Although Alexander did not live in Harlem, he was an active participant in the Harlem Renaissance movement. His location outside of Harlem helped to spread the inventive new thinking that flourished at the time in New York City. After writing extensively in Washington, Alexander moved around the country and joined whichever literary circle that existed in his new city. In Philadelphia, he was associated with a group of young writers who were commonly published in the small-time "Black Opals" literary magazine. In Boston he appeared in the "Saturday Evening Quill".

Alexander was influential at the University of North Carolina where he served as honorary editor for special issues of The Carolina Magazine, the official literary publication of the students of the University, which featured black poets and writers. With Alexander's help (he selected works from Crisis and Opportunity writing and poetry contest[clarification needed]), the magazine continued to publish Negro Poetry Numbers and Negro Play Numbers. The continued issues of Negro Poetry Numbers were dedicated to Alexander.


Although he is best known for his work as a poet, Alexander was also a playwright, actor, and costume designer.

After participating in the theater while attending Howard University, Alexander joined the play writers circle of Washington D.C. There, he directed all the plays put on the Randall Community Center in Washington as well as all the plays put on by the Ira Aldridge Players.[citation needed] He studied and toured with The Ethiopian Art Theatre/Players. During their 1923 tour, in which they opened for Broadway, Alexander appeared in Oscar Wilde's Salome and Shakespeare's The Comedy of Errors.[5]


  1. ^ Davis, Alex. The Cambridge companion to modernist poetry (45). Cambridge University Press, eBook
  2. ^ Dubois, W.E.B. "Japanese Hokku." Crisis. Dec 1923: 67-68. Web. 22 Sep. 2011
  3. ^ Locke, Alain (1997). The New Negro: Voices of the Harlem Renaissance. New York: Simon & Schuster/Touchstone. p. 149.
  4. ^ "Opportunity." Encyclopædia Britannica. Encyclopædia Britannica Online. Encyclopædia Britannica, 2011. Web. 22 Sep. 2011[not in citation given]
  5. ^ Salome - 1923 Broadway - Original Broadway Cast on BroadwayWorld.com

Lewis Grandison Alexander on "The Black Renaissance in Washington, 1920-1930s" website

Further reading[edit]

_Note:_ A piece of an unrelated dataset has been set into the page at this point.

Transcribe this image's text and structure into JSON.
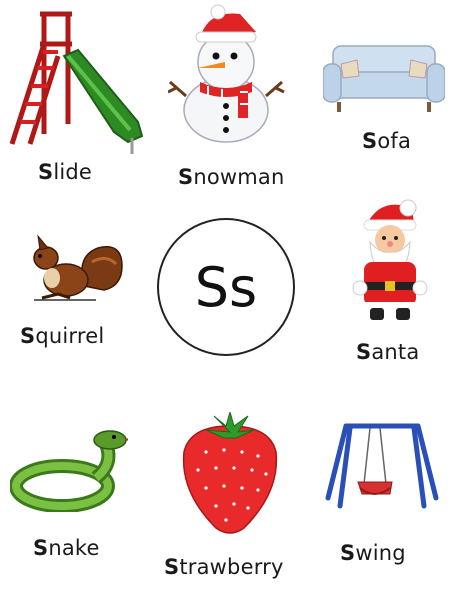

Hans Ostrom. "Lewis Alexander," in The Greenwood Encyclopedia of African American Literature. Edited by Hans Ostrom and J. David Macey. Westport, CT: Greenwood Publishers, 2005. Volume I, 20-21.